In the dark days of December comes the wonderful
holiday of Hanukkah, celebrated in Jewish homes.
Originally known as the "Festival of Lights,"
Hanukkah commemorates a miracle that occurred
in 165 B.C., after Judas Maccabaeus and his
followers reclaimed Jerusalem from a Greek emperor
who considered Israel a Greek province.
As part of their rededication ceremony (the word
"Hanukkah" means dedication) the Maccabees
began an eight-day purification rite, only to discover
there was barely enough sacred oil to keep the temple menorah - a candelabrum with eight branches - lit forone day.
Miraculously, the temple lamp burned continuously for eight days. Ever since that time the Jewish people have observed Hanukkah in
remembrance of their struggle for religious freedom
and the miracle of restoration, symbolized by the
abundance of oil.

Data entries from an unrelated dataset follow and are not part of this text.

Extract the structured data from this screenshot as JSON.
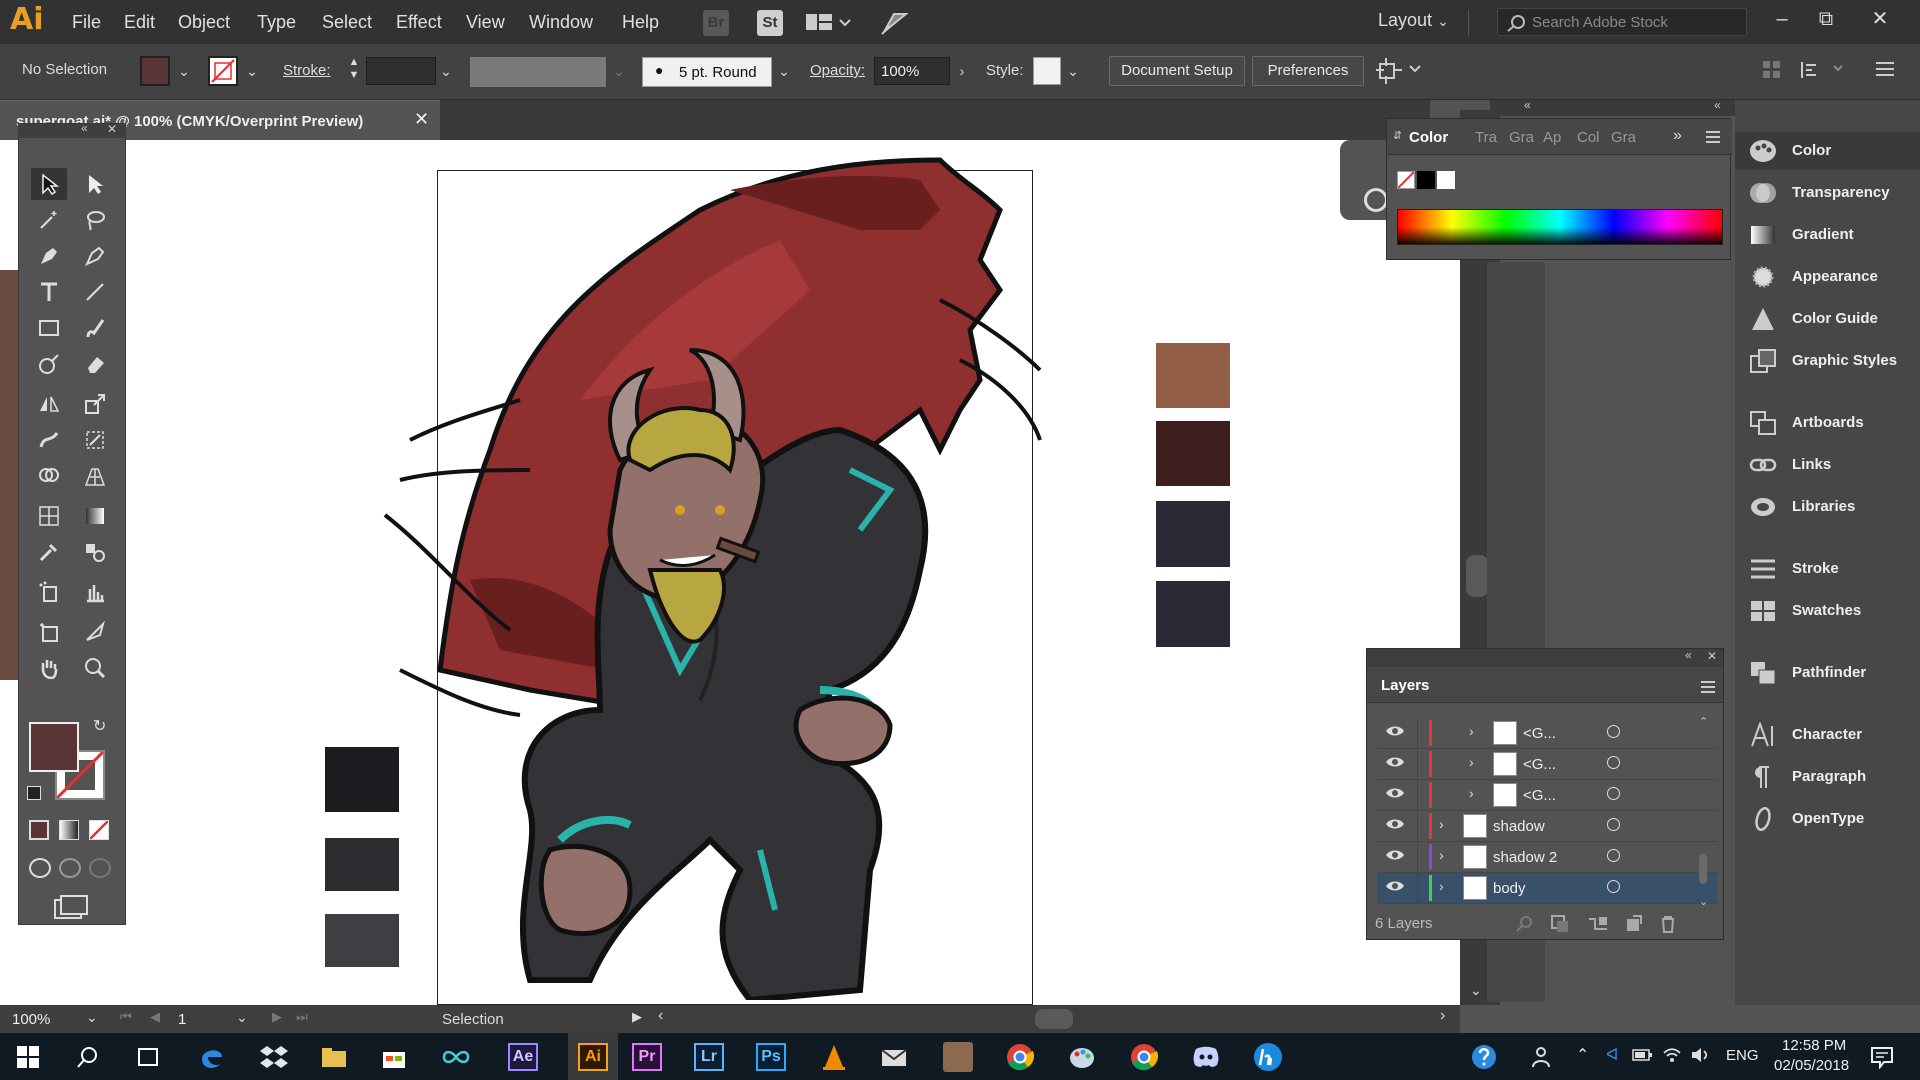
{
  "app": {
    "logo": "Ai"
  },
  "menu": {
    "items": [
      "File",
      "Edit",
      "Object",
      "Type",
      "Select",
      "Effect",
      "View",
      "Window",
      "Help"
    ]
  },
  "bridge": {
    "br": "Br",
    "st": "St"
  },
  "workspace": {
    "label": "Layout"
  },
  "search": {
    "placeholder": "Search Adobe Stock"
  },
  "control": {
    "selection": "No Selection",
    "stroke_label": "Stroke:",
    "brush": "5 pt. Round",
    "opacity_label": "Opacity:",
    "opacity_value": "100%",
    "style_label": "Style:",
    "doc_setup": "Document Setup",
    "preferences": "Preferences",
    "fill_color": "#5a3535"
  },
  "document": {
    "title": "supergoat.ai* @ 100% (CMYK/Overprint Preview)"
  },
  "status": {
    "zoom": "100%",
    "page": "1",
    "mode": "Selection"
  },
  "color_panel": {
    "tabs": [
      "Color",
      "Tra",
      "Gra",
      "Ap",
      "Col",
      "Gra"
    ],
    "active": "Color"
  },
  "dock": {
    "items": [
      "Color",
      "Transparency",
      "Gradient",
      "Appearance",
      "Color Guide",
      "Graphic Styles",
      "Artboards",
      "Links",
      "Libraries",
      "Stroke",
      "Swatches",
      "Pathfinder",
      "Character",
      "Paragraph",
      "OpenType"
    ],
    "icons": [
      "palette-icon",
      "transparency-icon",
      "gradient-icon",
      "appearance-icon",
      "color-guide-icon",
      "graphic-styles-icon",
      "artboards-icon",
      "links-icon",
      "libraries-icon",
      "stroke-icon",
      "swatches-icon",
      "pathfinder-icon",
      "character-icon",
      "paragraph-icon",
      "opentype-icon"
    ]
  },
  "layers": {
    "title": "Layers",
    "count": "6 Layers",
    "rows": [
      {
        "name": "<G...",
        "color": "#e03a3a"
      },
      {
        "name": "<G...",
        "color": "#e03a3a"
      },
      {
        "name": "<G...",
        "color": "#e03a3a"
      },
      {
        "name": "shadow",
        "color": "#e03a3a"
      },
      {
        "name": "shadow 2",
        "color": "#8a4ad8"
      },
      {
        "name": "body",
        "color": "#3ad04a"
      }
    ]
  },
  "swatches_right": [
    "#925e45",
    "#3e1f1d",
    "#2a2835",
    "#2a2835"
  ],
  "swatches_left": [
    "#1c1b20",
    "#2d2c31",
    "#3f3e43"
  ],
  "taskbar": {
    "time": "12:58 PM",
    "date": "02/05/2018",
    "lang": "ENG",
    "apps": [
      "Ae",
      "Ai",
      "Pr",
      "Lr",
      "Ps"
    ]
  }
}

Many who celebrate Christmas believe that Hanukkah
is a festival reserved solely for those who practice
Judaism. But if it weren't for Hanukkah, we wouldn't be celebrating Christmas.
Had the Maccabees not rebelled against
the Greeks, the Jewish faith would have faded into
Greek culture, never to be heard of again.
No one would have remembered the messianic
promises he claimed to fulfill. Without Hanukkah,
there would have been no Christmas.
Jesus lived his entire life as an
observant Jew. He celebrated Hanukkah as a child;
the Last Supper was a Passover seder. All the apostles
and most of those who became his early followers
were Jewish. The crowds who came to hear Jesus
preach called him "Rabbi," the Hebrew word for
teacher. Perhaps our similarities and heritage are
greater than our differences after all.
The Hanukkah miracle was the
earliest recorded demonstration of Simple Abundance.
Two thousand years ago there was only enough sacred oil for one night.
But all that these faithful, courageous,
and grateful people had was all that they needed.
Sacred oil in a temple. Loaves and fishes on a
mountainside. Miracles are of God, not of any one faith.
Miracles are for anyone who believes.
That is the heart of Hanukkah and the soul of Christmas.
The more we allow ourselves to recognize the wisdom
and truth in other spiritual paths, the closer to
Wholeness we become.
Hanukkah begins at sunset on December 15. After sundown, the first candle of the nine-branch candelabrum (menorah) is lit by a shamash, or service candle, at the center of the menorah. Prayers are said each night during the lighting until all eight candles are lit.
Families sing songs, play games and open gifts. Families eat latkes (potato pancakes) fried in oil to commemorate the "miracle," sufganiyot (jelly-filled doughnuts, also cooked in oil) to remind them of God's sweetness, and dairy foods such as cheese and cream. They gather with family and friends in the warmth of the light shed by the menorah, just as their ancestors did long ago. Happy Hanukkah!
May every heart and every home
Continue through the year
To feel the warmth and wonder
Of this season of good cheer.
Helen Steiner Rice
‘On Ya’ - ma